Every line of the data that contains the string "ADVERTISING" must be copied.

★ ★ ★ ★ ★

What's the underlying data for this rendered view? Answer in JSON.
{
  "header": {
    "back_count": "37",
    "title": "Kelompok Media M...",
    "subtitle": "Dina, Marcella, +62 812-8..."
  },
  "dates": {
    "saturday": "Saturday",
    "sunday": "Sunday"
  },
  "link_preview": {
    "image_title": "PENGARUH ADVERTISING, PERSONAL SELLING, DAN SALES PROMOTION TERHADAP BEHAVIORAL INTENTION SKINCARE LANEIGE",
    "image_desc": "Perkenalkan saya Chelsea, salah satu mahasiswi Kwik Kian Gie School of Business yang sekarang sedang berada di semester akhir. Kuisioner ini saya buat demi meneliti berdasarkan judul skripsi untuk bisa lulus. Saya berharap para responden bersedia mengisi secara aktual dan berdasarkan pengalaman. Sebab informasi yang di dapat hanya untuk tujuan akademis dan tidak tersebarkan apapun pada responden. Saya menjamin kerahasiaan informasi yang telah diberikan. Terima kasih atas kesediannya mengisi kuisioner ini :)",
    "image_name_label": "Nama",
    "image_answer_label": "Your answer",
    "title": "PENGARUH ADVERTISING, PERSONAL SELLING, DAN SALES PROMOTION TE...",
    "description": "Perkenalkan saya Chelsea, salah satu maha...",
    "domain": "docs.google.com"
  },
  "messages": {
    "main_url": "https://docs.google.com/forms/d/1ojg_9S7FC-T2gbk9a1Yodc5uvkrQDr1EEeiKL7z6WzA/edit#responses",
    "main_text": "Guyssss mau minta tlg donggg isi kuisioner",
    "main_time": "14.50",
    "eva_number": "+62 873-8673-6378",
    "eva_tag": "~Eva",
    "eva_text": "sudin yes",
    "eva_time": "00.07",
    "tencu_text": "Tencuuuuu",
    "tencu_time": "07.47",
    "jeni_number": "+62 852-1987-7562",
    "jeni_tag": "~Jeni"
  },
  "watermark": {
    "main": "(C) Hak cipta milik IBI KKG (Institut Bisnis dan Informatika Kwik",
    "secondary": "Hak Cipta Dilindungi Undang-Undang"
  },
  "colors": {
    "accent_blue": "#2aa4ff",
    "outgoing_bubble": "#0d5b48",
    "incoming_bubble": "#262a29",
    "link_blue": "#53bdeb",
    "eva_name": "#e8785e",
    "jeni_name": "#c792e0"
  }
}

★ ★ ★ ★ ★

◆ **Answer to this exercise**
    "image_title": "PENGARUH ADVERTISING, PERSONAL SELLING, DAN SALES PROMOTION TERHADAP BEHAVIORAL INTENTION SKINCARE LANEIGE",
    "title": "PENGARUH ADVERTISING, PERSONAL SELLING, DAN SALES PROMOTION TE...",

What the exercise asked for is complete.